Homage and Observation: Enacting Sight

As part of my two week residency at SKOL' s Marking Space: A Drawing Research Lab, I decided to present workshops that lent themselves to two different aspects of my practice, my first, entitled Homage and Observation: Enacting Sight hosted this past week approached our somewhat complicated relationship to drawing from observation. Practiced by a great many artists, drawing from observation has taught us a number of things - to appreciate, to question, to slow down and look, and in the best of cases it has resulted in us taking up this act ourselves, participating in the art of recording perception through mark. But with the sheer number of images we are flooded with every day (not to mention the number of screens we view them on), we have less and less endurance for actually looking at something. Hard.

And recording experience in a series of marks is not in itself a simple task. Life presents itself in a multitude of ways : as sounds, colors, movements. It comes in and out of focus, repeats itself; it closes in around you. How can we record the full complexity of these influences?
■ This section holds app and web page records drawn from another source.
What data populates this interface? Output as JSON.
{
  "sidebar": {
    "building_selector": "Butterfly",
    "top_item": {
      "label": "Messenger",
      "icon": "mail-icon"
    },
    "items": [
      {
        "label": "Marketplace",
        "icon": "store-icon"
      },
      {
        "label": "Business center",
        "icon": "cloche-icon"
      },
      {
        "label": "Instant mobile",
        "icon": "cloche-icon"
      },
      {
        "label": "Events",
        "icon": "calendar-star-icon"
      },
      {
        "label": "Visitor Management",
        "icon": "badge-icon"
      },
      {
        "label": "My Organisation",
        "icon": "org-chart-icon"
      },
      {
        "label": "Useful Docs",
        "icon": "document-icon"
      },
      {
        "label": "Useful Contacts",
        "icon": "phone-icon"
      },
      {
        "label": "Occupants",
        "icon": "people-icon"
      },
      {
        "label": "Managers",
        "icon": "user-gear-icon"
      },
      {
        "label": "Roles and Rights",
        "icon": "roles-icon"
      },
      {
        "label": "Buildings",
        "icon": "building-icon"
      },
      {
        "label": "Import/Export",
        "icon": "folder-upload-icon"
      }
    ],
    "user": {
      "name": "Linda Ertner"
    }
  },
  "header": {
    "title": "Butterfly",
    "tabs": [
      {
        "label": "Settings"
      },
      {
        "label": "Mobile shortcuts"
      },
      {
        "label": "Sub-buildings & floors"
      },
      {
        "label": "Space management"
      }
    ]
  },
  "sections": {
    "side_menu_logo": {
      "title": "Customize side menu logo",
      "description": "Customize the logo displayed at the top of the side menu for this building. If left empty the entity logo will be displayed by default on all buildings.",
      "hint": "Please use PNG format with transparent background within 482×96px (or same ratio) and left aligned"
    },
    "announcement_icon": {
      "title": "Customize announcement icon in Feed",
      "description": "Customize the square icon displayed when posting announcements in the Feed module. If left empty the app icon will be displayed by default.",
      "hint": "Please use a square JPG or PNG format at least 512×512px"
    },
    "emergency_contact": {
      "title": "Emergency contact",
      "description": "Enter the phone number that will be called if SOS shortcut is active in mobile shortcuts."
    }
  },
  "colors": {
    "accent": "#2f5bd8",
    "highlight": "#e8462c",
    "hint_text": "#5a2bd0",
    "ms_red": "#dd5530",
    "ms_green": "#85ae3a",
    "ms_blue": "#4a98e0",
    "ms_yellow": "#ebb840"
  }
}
In the Homage and Observation workshop we aimed to tackle this challenge in a 2 hour drawing session that attacked the senses.

Participants were presented with a slideshow of well-known contemporary and historic images, moving from representational to abstract in nature. While the drawers had likely seen these images many times before (Ex: the Mona Lisa), they were shown them in a set of varying conditions. Lights flashed in different colors, while images moved in and out of focus. Ambient sounds, harsh tones, and white noise played from the loud speaker. The room temperature changed. As conditions shifted, participants were asked to pay attention to how they noted these changes in their mark-making. 

While a feat of endurance, participants left with an increased sensitivity to the forces at work in observation, allowing them to flow into one another in the process of drawing.